*THE TASK*
Give the data again in full, without pictures.

*Dataset rows for apps and sites*
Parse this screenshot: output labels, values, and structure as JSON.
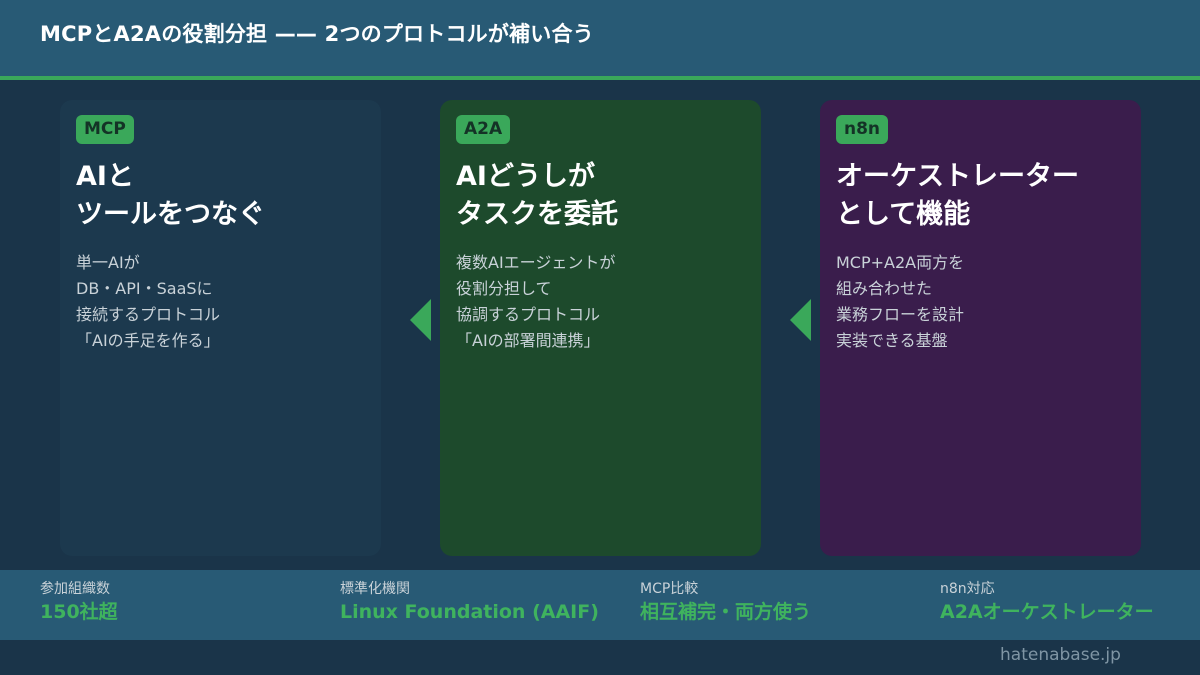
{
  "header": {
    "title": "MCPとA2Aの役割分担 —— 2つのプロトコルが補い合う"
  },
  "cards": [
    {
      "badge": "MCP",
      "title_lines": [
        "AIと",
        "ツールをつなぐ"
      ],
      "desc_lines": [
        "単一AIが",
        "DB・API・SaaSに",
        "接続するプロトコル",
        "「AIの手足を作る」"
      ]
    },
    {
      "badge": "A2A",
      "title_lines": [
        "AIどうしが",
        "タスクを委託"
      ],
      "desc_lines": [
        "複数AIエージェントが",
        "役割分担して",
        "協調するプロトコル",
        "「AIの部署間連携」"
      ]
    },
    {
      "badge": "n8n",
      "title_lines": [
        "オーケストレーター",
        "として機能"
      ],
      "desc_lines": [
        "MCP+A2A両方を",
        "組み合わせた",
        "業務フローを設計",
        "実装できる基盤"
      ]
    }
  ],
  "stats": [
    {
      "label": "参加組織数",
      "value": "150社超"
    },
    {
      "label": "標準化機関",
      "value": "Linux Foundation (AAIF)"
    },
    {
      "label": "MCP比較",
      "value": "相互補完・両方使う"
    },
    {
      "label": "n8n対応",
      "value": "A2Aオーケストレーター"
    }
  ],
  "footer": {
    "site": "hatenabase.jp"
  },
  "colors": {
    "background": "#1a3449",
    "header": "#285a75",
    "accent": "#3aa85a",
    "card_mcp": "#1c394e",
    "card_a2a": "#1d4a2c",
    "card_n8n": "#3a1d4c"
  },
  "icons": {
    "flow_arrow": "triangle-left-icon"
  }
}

*SOLUTION*
Parse this screenshot: output labels, values, and structure as JSON.
{
  "header": {
    "title": "MCPとA2Aの役割分担 —— 2つのプロトコルが補い合う"
  },
  "cards": [
    {
      "badge": "MCP",
      "title_lines": [
        "AIと",
        "ツールをつなぐ"
      ],
      "desc_lines": [
        "単一AIが",
        "DB・API・SaaSに",
        "接続するプロトコル",
        "「AIの手足を作る」"
      ]
    },
    {
      "badge": "A2A",
      "title_lines": [
        "AIどうしが",
        "タスクを委託"
      ],
      "desc_lines": [
        "複数AIエージェントが",
        "役割分担して",
        "協調するプロトコル",
        "「AIの部署間連携」"
      ]
    },
    {
      "badge": "n8n",
      "title_lines": [
        "オーケストレーター",
        "として機能"
      ],
      "desc_lines": [
        "MCP+A2A両方を",
        "組み合わせた",
        "業務フローを設計",
        "実装できる基盤"
      ]
    }
  ],
  "stats": [
    {
      "label": "参加組織数",
      "value": "150社超"
    },
    {
      "label": "標準化機関",
      "value": "Linux Foundation (AAIF)"
    },
    {
      "label": "MCP比較",
      "value": "相互補完・両方使う"
    },
    {
      "label": "n8n対応",
      "value": "A2Aオーケストレーター"
    }
  ],
  "footer": {
    "site": "hatenabase.jp"
  },
  "colors": {
    "background": "#1a3449",
    "header": "#285a75",
    "accent": "#3aa85a",
    "card_mcp": "#1c394e",
    "card_a2a": "#1d4a2c",
    "card_n8n": "#3a1d4c"
  },
  "icons": {
    "flow_arrow": "triangle-left-icon"
  }
}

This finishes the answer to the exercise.